A common mistake in naturalists’ pursuit for beauty is the tendency to overemphasize on hyped products. This limits the ability to explore the existence of other products that have the potential for similar or unmatched strengths. Certainly, this is the case for tamanu oil, prickly pearl seed oil and blackstrap molasses among others. Although these products are fairly unknown, they have the potential to offer multiple solutions to variety of beauty needs. Specifically, tamanu oil benefits are vast and extensive. They touch on almost all areas of beauty and beyond.
The origin of tamanu oil traces back to the Calophyllum inophyllum L. or Ati tree of the Guttiferae family. This is a plant that is found in the South Pacific and Indian Ocean regions in countries such as Madagascar, Sri Lanka, Northern Australia, Malaysia and Samoa. It also goes by the names kamani, balltree, Indian-laurell, bitaog, red poon, Indian daamba oiltree, fetau and kananu.
The tamanu tree is tall (up to 30 meters) with low branches and oval shaped leaves that have rich green color and shinny appearance. Its limbs spread widely whereas the tree trunk is characterized by noticeable thickness and darkish brown and grey barks. The buds produce tiny white and yellow blossoms that are highly aromatic.
Evidence from the regions where the tree is found shows that it is prolific along coastlines but can also grow in inlands that are characteristic of sandy and salty soils.
The cosmetology potential of the plant was first discovered many years ago by French researchers in their search for a leprosy cure. They were able to determine that oil obtained from the fruity part of the tree is rich in components that possess the ability to treat some skin conditions through topical application.
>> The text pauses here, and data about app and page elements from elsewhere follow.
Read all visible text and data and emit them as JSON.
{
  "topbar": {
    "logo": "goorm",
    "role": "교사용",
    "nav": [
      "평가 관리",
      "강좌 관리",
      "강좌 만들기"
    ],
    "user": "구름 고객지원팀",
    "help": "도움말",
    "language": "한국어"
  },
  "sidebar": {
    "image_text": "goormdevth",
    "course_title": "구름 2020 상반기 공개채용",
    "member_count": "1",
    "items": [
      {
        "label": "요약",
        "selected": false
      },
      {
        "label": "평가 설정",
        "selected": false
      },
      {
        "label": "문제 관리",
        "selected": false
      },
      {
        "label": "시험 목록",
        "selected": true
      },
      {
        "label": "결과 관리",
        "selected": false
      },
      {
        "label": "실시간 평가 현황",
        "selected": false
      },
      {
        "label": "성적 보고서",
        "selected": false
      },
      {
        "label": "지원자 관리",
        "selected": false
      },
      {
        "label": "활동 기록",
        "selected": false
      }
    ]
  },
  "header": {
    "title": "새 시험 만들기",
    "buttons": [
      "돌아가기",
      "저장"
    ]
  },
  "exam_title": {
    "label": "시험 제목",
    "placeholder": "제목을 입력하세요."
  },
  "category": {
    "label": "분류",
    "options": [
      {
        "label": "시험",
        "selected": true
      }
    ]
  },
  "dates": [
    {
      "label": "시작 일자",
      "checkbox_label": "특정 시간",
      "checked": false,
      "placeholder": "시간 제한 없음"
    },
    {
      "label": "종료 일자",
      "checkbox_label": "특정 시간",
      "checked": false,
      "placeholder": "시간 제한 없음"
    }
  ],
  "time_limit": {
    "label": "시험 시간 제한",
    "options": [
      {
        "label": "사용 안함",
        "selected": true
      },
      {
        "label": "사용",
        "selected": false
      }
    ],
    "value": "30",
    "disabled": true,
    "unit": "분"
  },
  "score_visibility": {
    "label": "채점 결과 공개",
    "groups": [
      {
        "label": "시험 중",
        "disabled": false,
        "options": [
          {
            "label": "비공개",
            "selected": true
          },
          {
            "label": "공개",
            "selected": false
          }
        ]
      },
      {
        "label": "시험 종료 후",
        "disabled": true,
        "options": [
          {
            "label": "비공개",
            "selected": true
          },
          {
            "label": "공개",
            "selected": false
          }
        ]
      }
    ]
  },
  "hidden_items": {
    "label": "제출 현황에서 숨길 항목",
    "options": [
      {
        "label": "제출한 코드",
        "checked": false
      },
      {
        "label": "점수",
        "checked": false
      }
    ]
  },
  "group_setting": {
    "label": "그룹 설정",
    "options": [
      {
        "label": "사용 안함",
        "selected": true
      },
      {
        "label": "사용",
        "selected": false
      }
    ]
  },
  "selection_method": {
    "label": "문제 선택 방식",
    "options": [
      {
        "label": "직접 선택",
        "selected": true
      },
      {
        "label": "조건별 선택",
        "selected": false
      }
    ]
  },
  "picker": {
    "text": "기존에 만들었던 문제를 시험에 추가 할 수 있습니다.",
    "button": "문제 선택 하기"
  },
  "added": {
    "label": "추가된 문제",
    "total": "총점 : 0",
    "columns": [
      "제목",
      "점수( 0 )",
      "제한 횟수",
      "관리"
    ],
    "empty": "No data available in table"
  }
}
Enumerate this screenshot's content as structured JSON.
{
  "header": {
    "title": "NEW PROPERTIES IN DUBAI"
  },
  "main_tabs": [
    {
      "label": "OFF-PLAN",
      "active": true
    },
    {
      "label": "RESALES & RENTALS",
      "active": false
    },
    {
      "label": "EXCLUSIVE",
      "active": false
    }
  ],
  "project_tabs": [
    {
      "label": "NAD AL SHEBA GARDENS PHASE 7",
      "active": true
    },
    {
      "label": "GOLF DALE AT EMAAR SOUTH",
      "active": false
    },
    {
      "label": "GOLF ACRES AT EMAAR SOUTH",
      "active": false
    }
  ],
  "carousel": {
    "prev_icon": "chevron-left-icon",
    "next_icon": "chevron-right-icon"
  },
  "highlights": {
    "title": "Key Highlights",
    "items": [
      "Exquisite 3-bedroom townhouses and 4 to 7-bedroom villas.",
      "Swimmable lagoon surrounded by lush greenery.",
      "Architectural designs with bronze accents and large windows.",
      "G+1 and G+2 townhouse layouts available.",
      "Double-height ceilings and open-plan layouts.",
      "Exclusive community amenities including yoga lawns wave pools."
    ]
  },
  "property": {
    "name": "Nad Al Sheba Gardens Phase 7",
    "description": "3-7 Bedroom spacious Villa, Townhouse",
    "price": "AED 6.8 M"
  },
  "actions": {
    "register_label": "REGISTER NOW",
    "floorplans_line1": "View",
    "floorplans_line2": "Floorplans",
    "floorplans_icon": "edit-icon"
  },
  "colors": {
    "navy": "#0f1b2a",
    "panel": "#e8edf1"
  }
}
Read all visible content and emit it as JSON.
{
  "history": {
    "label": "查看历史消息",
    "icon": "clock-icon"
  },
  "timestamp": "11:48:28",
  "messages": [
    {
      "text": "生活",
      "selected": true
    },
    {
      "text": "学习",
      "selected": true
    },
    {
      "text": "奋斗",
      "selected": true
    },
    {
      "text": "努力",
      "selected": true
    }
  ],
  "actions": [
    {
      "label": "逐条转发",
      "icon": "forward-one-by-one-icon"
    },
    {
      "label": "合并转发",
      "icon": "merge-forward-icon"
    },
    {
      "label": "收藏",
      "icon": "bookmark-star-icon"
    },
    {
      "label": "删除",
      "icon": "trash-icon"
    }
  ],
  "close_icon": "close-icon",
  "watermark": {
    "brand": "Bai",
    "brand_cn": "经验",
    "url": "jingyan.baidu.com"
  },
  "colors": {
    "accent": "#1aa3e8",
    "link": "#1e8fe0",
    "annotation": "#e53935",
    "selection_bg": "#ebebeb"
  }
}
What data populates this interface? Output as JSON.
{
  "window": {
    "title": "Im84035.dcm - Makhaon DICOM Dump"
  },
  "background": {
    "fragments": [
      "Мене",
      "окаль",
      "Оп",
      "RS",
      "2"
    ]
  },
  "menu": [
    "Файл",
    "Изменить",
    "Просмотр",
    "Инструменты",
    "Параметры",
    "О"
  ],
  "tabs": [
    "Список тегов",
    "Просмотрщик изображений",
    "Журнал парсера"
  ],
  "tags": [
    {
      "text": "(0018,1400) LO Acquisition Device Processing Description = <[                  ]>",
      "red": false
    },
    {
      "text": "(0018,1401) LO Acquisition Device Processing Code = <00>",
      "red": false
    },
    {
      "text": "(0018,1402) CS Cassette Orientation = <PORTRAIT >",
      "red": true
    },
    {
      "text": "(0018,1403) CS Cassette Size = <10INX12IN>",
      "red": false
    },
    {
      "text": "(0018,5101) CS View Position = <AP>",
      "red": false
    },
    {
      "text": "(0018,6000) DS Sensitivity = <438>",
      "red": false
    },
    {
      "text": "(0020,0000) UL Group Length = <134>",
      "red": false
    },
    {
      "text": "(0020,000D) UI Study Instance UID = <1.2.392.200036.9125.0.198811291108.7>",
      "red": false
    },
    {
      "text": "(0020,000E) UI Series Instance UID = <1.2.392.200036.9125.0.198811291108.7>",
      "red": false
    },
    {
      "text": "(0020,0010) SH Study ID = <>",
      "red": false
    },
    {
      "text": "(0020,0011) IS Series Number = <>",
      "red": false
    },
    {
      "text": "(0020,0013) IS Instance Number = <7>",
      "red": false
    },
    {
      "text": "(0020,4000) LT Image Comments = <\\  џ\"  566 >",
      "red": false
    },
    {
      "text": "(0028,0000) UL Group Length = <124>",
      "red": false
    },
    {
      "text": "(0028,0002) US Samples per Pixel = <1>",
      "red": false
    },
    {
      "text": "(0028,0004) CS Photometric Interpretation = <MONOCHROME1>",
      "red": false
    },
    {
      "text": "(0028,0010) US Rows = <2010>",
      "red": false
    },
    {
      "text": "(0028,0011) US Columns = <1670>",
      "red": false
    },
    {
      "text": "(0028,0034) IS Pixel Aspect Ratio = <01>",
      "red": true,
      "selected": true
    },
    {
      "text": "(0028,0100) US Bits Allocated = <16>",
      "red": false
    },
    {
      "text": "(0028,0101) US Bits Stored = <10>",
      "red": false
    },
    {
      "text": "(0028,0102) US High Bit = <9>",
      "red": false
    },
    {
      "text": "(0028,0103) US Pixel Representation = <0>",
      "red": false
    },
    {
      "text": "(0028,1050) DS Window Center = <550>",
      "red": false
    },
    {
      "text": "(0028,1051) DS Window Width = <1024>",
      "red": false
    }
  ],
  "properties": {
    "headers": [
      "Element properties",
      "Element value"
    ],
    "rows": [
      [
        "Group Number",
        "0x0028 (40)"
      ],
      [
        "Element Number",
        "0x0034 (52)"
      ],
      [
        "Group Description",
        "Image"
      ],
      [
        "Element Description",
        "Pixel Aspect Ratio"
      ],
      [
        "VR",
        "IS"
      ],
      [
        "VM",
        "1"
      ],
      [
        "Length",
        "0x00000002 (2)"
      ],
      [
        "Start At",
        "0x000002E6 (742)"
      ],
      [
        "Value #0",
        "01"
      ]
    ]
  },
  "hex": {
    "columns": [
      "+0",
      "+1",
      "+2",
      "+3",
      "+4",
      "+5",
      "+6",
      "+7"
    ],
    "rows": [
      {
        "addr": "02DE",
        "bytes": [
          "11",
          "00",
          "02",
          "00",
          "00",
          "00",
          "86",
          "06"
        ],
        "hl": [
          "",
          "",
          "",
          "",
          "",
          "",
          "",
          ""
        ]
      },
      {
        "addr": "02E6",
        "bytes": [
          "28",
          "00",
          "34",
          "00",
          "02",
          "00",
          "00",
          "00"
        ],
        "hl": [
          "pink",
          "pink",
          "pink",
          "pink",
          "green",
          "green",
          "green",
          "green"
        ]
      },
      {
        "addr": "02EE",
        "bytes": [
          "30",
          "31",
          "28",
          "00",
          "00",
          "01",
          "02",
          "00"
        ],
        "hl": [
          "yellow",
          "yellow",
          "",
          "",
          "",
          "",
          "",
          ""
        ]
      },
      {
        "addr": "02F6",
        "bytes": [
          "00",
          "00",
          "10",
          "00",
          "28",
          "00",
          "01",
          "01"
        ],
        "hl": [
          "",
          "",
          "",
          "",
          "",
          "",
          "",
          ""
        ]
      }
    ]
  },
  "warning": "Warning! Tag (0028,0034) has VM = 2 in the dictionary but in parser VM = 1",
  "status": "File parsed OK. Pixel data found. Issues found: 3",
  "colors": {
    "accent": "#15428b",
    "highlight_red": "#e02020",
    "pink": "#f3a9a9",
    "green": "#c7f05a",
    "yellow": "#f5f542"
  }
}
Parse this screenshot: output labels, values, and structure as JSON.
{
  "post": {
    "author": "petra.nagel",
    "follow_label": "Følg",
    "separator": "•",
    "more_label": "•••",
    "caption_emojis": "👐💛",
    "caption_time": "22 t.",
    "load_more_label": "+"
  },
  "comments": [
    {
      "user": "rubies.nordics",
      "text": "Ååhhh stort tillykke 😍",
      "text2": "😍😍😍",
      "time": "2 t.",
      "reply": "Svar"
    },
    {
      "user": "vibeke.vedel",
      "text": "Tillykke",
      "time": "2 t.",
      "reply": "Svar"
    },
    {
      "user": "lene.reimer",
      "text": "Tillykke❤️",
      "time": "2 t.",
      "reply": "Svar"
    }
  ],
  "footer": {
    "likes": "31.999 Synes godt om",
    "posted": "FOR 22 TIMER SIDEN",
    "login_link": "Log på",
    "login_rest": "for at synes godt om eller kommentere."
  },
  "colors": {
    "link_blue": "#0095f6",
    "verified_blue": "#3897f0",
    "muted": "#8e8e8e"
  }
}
Other traditional accounts show that parts such as leaves, barks and roots were also incorporated in a wide range of uses that primarily focused on topical application.